The amount you pay for covered health care services before your insurance plan starts to pay. With a $2,000 deductible, for example, you pay the first $2,000 of covered services yourself. After you pay your deductible, you usually pay only a copayment or coinsurance for covered services.
What does it mean when you have a $1000 deductible?
A deductible is the amount you pay out of pocket when you make a claim. Deductibles are usually a specific dollar amount, but they can also be a percentage of the total amount of insurance on the policy. For example, if you have a deductible of $1,000 and you have an auto accident that costs $4,000 to repair your car.
What happens if you don’t meet your deductible?
Many health plans don’t pay benefits until your medical bills reach a specified amount, called a deductible. … If you don’t meet the minimum, your insurance won’t pay toward expenses subject to the deductible.
What happens when you meet your out of pocket max?
The most you have to pay for covered services in a plan year. After you spend this amount on deductibles, copayments, and coinsurance for in-network care and services, your health plan pays 100% of the costs of covered benefits.
How do healthcare deductibles work?
A deductible is the amount you pay for health care services before your health insurance begins to pay. How it works: If your plan’s deductible is $1,500, you’ll pay 100 percent of eligible health care expenses until the bills total $1,500. After that, you share the cost with your plan by paying coinsurance.
What is a deductible vs out of pocket max?

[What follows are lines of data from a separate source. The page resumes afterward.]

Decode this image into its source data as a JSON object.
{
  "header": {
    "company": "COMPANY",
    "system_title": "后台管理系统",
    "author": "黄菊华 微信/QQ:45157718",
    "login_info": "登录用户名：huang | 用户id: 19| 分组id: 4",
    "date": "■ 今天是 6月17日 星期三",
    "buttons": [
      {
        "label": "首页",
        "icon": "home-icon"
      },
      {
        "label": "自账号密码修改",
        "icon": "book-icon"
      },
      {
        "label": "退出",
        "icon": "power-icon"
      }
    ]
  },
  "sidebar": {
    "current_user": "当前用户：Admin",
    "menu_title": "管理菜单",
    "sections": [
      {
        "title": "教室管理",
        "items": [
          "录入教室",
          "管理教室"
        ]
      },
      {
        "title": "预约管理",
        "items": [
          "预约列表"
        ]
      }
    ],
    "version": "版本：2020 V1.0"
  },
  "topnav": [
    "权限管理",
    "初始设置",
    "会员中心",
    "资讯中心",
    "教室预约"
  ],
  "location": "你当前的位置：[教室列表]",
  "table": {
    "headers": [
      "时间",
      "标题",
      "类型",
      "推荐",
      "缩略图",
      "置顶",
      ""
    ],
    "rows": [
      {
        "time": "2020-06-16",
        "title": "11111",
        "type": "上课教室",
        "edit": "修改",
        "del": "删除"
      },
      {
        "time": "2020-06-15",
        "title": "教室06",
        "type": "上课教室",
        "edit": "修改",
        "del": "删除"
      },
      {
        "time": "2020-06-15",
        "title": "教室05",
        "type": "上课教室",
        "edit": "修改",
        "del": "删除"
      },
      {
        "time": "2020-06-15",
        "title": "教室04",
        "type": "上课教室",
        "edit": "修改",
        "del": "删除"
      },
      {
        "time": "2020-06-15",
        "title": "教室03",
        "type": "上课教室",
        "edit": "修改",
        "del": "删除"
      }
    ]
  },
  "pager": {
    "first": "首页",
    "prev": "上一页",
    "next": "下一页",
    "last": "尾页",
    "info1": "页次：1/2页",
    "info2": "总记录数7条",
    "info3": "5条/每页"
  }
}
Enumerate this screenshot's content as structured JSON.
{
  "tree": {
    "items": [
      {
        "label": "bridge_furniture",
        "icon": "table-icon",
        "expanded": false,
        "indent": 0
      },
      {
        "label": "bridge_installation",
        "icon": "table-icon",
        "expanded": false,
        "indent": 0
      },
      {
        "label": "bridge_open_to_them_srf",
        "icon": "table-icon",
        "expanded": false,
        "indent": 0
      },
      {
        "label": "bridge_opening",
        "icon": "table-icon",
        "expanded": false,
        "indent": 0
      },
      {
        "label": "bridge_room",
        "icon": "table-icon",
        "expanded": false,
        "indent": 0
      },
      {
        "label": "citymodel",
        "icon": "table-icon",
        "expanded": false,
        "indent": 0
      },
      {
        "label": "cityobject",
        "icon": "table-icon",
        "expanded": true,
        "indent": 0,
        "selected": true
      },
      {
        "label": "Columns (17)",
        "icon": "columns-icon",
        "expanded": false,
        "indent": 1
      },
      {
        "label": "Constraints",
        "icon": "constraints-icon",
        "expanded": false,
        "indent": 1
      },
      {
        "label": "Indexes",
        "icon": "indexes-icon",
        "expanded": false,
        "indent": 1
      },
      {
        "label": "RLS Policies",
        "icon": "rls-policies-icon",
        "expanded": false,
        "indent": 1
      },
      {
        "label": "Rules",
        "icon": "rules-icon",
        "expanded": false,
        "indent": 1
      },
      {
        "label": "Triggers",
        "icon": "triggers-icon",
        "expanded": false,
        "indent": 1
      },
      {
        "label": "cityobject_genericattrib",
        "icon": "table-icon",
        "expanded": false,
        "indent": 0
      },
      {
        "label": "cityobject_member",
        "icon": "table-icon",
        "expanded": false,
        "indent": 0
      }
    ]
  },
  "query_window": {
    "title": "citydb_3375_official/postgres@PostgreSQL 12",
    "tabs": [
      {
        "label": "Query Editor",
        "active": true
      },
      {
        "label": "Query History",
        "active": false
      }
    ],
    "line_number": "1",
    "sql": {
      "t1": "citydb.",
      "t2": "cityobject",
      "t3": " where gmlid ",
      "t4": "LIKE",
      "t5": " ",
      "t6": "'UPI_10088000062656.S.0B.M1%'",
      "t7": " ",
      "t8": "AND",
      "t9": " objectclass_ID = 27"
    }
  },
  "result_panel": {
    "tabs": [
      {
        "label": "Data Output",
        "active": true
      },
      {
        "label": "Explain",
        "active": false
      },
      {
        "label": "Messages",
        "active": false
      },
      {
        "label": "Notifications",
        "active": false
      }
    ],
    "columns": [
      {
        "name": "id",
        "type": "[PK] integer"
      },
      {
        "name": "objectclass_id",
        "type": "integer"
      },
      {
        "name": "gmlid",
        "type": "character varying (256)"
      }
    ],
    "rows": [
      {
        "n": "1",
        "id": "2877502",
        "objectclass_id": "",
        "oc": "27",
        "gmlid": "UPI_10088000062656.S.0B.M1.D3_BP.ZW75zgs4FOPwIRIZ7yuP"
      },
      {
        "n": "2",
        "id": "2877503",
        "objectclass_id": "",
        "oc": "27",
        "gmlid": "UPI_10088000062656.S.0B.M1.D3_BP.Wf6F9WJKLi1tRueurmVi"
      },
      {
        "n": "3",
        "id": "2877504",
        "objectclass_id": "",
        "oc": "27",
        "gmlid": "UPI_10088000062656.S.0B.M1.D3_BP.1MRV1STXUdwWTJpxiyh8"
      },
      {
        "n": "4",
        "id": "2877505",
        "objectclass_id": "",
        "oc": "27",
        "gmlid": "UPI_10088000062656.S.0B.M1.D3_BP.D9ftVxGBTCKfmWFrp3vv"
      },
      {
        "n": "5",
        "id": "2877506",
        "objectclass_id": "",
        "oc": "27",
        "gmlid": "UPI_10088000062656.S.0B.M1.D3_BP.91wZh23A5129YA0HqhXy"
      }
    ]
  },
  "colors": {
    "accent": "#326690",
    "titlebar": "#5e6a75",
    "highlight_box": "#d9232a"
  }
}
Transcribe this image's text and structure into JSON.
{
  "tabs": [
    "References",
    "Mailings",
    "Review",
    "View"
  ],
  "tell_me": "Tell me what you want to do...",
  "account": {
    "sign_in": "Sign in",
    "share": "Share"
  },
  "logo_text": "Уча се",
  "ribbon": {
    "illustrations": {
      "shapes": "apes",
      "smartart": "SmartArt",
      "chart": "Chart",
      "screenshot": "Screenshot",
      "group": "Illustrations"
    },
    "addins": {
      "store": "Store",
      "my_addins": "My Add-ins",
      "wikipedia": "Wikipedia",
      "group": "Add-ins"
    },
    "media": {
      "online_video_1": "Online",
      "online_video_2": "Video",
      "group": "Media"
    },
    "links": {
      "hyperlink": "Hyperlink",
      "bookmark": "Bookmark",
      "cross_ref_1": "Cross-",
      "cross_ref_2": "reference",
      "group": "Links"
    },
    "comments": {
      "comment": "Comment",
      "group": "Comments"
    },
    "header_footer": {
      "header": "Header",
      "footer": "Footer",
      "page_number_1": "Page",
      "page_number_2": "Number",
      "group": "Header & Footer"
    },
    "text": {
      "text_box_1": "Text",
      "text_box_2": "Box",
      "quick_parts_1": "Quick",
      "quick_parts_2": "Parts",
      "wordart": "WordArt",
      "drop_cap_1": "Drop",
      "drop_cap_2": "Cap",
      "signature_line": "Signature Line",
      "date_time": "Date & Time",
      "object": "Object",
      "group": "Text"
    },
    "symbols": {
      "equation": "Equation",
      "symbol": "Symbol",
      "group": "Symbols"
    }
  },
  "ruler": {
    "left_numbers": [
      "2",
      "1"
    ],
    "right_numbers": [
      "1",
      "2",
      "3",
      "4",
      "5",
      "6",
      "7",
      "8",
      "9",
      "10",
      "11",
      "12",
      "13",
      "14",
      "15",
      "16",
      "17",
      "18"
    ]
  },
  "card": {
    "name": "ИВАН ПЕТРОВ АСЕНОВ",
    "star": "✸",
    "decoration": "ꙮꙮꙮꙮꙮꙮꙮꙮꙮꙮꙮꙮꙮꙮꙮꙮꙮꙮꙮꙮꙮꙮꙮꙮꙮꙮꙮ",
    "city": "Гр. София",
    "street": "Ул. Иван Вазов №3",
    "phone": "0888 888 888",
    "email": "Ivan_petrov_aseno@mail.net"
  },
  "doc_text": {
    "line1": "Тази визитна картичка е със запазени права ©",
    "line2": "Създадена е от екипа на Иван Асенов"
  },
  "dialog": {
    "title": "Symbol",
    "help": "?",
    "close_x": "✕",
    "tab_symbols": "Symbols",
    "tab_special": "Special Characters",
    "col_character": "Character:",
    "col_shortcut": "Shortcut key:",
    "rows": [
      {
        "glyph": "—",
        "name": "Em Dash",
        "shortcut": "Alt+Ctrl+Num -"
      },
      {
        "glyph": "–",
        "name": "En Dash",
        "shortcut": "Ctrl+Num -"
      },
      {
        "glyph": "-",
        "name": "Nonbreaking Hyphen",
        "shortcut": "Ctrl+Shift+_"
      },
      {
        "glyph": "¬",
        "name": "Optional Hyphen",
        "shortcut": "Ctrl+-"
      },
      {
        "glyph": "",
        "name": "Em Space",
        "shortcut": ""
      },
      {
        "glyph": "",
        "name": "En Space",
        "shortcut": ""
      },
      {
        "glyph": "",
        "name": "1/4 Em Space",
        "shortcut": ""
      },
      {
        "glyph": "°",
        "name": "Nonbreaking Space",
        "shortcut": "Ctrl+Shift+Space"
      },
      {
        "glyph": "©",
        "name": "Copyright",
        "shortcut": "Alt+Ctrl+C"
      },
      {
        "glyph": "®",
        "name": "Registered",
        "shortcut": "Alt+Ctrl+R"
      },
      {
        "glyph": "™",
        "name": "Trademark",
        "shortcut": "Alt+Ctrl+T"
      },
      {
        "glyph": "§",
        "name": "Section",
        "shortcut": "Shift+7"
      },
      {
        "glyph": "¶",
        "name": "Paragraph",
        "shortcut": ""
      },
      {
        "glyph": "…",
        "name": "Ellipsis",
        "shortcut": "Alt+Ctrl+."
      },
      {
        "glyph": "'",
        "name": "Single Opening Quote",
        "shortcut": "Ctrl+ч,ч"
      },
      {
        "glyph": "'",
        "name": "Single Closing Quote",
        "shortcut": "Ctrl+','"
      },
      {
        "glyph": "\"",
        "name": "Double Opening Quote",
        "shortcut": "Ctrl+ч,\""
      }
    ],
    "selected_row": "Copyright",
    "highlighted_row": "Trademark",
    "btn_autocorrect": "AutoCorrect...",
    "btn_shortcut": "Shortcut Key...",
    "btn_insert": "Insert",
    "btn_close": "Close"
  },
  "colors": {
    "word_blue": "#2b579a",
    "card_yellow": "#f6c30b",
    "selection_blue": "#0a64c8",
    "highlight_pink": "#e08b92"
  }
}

In a health insurance plan, your deductible is the amount of money you need to spend out of pocket before your health insurance starts covering your health care costs. … The out-of-pocket maximum, on the other hand, is the most you’ll ever spend out of pocket in a given calendar year.